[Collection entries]
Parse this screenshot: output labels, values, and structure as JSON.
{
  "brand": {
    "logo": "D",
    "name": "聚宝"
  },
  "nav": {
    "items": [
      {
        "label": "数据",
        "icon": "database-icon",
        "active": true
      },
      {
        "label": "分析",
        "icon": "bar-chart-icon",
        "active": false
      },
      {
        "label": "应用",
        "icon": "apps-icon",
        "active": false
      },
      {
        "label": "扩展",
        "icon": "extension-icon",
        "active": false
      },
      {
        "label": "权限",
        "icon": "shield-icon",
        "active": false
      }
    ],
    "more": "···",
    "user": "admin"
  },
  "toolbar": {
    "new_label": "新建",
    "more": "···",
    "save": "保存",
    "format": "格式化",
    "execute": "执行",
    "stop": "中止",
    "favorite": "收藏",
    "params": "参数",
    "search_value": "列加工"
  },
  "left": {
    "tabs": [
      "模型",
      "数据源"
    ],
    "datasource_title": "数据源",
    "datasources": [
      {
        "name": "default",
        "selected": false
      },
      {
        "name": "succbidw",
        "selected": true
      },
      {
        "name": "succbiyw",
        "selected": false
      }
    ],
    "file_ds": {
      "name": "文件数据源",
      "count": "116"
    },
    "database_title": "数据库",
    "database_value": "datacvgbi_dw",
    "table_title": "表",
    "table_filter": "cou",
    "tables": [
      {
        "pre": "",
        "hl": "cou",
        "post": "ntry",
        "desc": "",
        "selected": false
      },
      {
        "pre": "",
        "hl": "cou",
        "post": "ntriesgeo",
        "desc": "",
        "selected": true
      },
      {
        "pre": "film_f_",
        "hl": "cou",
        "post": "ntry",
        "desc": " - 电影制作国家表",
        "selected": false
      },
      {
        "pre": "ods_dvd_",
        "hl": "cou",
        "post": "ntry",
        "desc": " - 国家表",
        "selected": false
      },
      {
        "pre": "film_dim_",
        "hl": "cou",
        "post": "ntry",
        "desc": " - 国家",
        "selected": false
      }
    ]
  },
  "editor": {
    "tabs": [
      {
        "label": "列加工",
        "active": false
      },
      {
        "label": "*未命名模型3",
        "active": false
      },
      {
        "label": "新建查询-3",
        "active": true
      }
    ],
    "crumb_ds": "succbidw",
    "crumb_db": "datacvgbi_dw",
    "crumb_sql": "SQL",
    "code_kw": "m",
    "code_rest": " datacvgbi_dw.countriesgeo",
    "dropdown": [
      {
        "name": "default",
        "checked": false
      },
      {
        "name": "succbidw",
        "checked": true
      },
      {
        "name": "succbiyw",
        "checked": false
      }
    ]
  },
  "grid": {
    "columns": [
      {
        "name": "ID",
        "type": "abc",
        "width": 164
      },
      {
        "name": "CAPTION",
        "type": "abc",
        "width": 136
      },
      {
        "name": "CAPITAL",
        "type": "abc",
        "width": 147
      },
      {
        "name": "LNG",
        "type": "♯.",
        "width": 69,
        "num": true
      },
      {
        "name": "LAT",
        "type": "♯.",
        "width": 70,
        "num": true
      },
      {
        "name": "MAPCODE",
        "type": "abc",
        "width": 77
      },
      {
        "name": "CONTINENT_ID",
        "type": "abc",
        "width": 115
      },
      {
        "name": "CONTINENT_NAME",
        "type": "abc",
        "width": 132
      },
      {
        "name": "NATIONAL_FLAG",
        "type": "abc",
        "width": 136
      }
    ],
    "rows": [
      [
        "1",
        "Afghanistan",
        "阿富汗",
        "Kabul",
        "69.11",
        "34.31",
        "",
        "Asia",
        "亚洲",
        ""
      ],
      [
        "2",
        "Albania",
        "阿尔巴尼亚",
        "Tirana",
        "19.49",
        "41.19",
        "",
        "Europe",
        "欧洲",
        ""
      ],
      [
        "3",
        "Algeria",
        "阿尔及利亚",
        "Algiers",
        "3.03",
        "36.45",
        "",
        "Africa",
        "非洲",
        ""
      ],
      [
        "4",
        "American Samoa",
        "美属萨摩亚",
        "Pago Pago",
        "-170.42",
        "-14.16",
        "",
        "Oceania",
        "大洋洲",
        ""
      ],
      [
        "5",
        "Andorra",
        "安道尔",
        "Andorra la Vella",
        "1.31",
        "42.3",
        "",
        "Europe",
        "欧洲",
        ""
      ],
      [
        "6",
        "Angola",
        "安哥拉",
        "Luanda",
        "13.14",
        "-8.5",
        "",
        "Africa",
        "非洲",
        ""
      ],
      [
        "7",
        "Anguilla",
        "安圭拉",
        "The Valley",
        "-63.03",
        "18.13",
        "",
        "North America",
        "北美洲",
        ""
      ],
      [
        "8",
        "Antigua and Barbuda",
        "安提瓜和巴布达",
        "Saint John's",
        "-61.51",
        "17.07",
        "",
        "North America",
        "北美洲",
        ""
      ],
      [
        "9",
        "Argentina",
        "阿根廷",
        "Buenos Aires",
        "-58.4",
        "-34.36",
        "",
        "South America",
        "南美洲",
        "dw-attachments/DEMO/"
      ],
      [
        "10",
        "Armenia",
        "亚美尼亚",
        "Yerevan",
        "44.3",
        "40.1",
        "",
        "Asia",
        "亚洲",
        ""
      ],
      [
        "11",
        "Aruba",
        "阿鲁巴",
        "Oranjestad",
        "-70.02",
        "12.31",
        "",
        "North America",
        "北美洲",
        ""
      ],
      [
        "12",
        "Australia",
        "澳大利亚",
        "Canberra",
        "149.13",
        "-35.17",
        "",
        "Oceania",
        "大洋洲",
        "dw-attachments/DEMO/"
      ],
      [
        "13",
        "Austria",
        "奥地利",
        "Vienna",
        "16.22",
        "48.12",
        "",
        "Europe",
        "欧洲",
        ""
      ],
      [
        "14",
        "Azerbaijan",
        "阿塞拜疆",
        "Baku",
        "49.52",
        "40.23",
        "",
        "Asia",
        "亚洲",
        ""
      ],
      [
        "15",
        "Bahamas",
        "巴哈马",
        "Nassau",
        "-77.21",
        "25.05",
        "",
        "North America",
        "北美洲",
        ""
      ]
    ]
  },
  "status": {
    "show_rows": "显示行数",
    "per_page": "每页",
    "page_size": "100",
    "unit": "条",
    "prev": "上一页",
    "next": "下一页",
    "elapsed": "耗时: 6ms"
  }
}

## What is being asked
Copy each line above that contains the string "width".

## Answer area
        "width": 164
        "width": 136
        "width": 147
        "width": 69,
        "width": 70,
        "width": 77
        "width": 115
        "width": 132
        "width": 136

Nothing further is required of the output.